After Warsaw Pact troops suppressed the “Prague Spring” in a military intervention that began in the late evening hours of August 20, 1968, the East German leadership announced to the public that the National People’s Army [Nationale Volksarmee or NVA] had participated in this action alongside Soviet, Hungarian, Polish, and Bulgarian troops. But the two NVA divisions mentioned by the government had not actually taken part; rather, the NVA’s task had been to provide logistical support—only a few small units had crossed the border. The poster shown here, which was photographed on August 21, 1968, expresses the contemporary Czechoslovak response to the invasion: “German soldiers go home and liquidate Ulbricht, who is a new Hitler! Your people do not agree with your actions!” Many Czechoslovaks were uncomfortably reminded of the German occupation and subsequent destruction of Czechoslovakia in 1938/39. The invasion prompted protests and displays of solidarity in the GDR, as well. These protests, however, remained isolated, singular events.

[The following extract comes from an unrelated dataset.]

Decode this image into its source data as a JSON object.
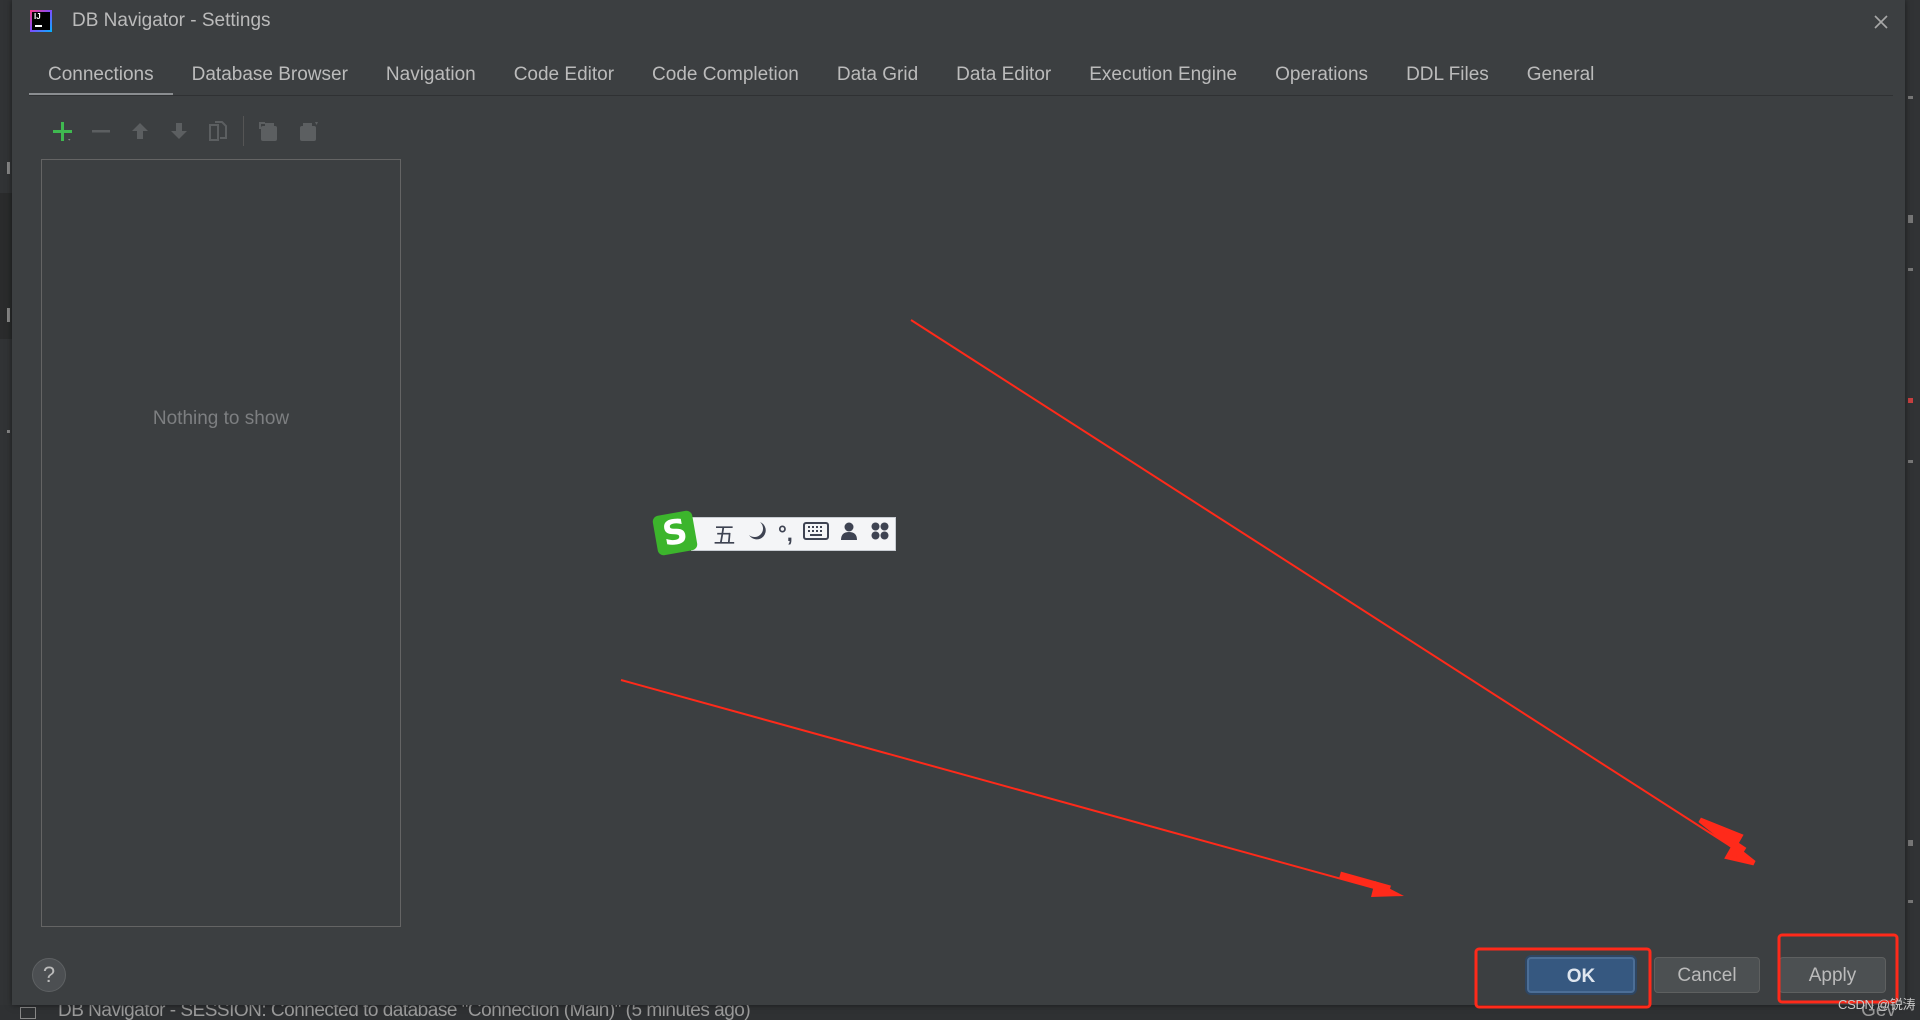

Poster Protesting the Invasion of the Czechoslovak Socialist Republic by Warsaw Pact Troops (August 21, 1968)

  • Hilmar Pabel


Source: The invasion of the Czechoslovak Socialist Republic by Warsaw Pact troops ends the “Prague Spring.” Date: August 21, 1968. Location: Prague. Photo: Hilmar Pabel.
bpk-Bildagentur, image number 30015715. For rights inquiries, please contact Art Resource at requests@artres.com (North America) or bpk-Bildagentur at kontakt@bpk-bildagentur.de (for all other countries).

© bpk / Hilmar Pabel